As you can imagine, this was all a great deal of work, and we were glad to return home to rest, working full time in our office.

French waiters:
They take your order with a large palm pilot and have a small hand held machine to run your Master Card, which immediately prints out a couple of receipts, one to sign. It’s like they are reaching out to the U.S. (My bank) and picking up the bill.

Begun in 1818, there are now several kilometers of caves extant, the main avenue being a full kilometer. When riddling was discovered they initially stuck the bottle neck first into a sand base. The riddling rack was invented in late 1800's which made it a lot easier to turn 1/4 turn. Their Master Riddler could do 70,000 bottles a day on a 8 hour shift! That’s 2.4 bottles per second, all day! Every once in a while a bottle would explode while aging on the pile or even when disgorging, resulting in the wearing of a leather mask, although I don’t know how many one eyed riddlers that resulted in. But not to be wasteful, the caves are lined with electric lights made from the broken bottles turned upside down as the bottoms blow out and not the tops or the sides.
Everything is covered with mold, sometimes an inch thick and hanging off the walls and piles of bottles. This is good as it keeps the special air to age the champagne. The trademark red ‘X’ is derived from a local battalion of soldiers who wore it on their shields during some war in the 1800's. The huge, strange tower is from 1890, having survived all the wars since then (Too bad!). Our tour group consisted of us and 5
Aussies, our German girl did a great job. Unfortunately, they had a black ice bucket that Joy has a penchant to collect, adding to the one she conned out of a Office de Tourisme in Bordeaux. Why can’t she collect something small, like stamps?

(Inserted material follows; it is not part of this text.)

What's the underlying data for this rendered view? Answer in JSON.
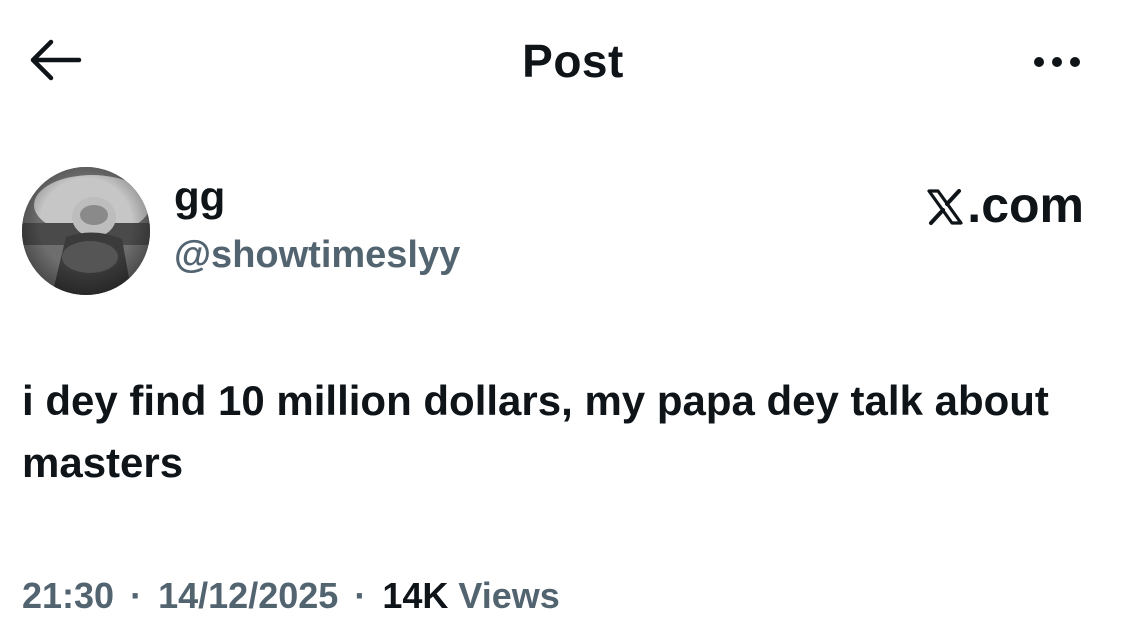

Falling off the boat into a canal is usually not a problem as it is only 6 feet deep and generally about 30' wide, so if you can swim or dog paddle it isn’t far to the bank, where your boat-mate can stop, turn around, and pick you up. Providing she knows how to run the boat. Falling into a lock is another story, however. The water in the locks go up and down about 12' , so if you are going to fall into one, do it when the water is going down and not crashing into the lock in a huge rooster-tail waterfall filling up the basin. By this time I had gone thru hundreds of locks, Joy and I had perfected mooring in a lock as I would steer into the side, bump into the side where Joy would jump off the bow, tie that line while I would shut the engine down, run around and jump off with the aft line and tie around the bollard. Well, I miscalculated the gap and when I jumped off, I pushed the boat away from the quay and dropped into the water. I instantly remembered we had been flushing our toilet into the canal for several days and kept my mouth shut. The canal keeper stopped the water, jumped on our boat, threw me the life preserver hanging on the aft end of the boat, and pulled my out of the water. Checking me over and realizing only my pride was damaged we continued thru the lock where we tied up and took a long hot shower, followed my a good shot of cognac we fortunately had left from our trip to cognac.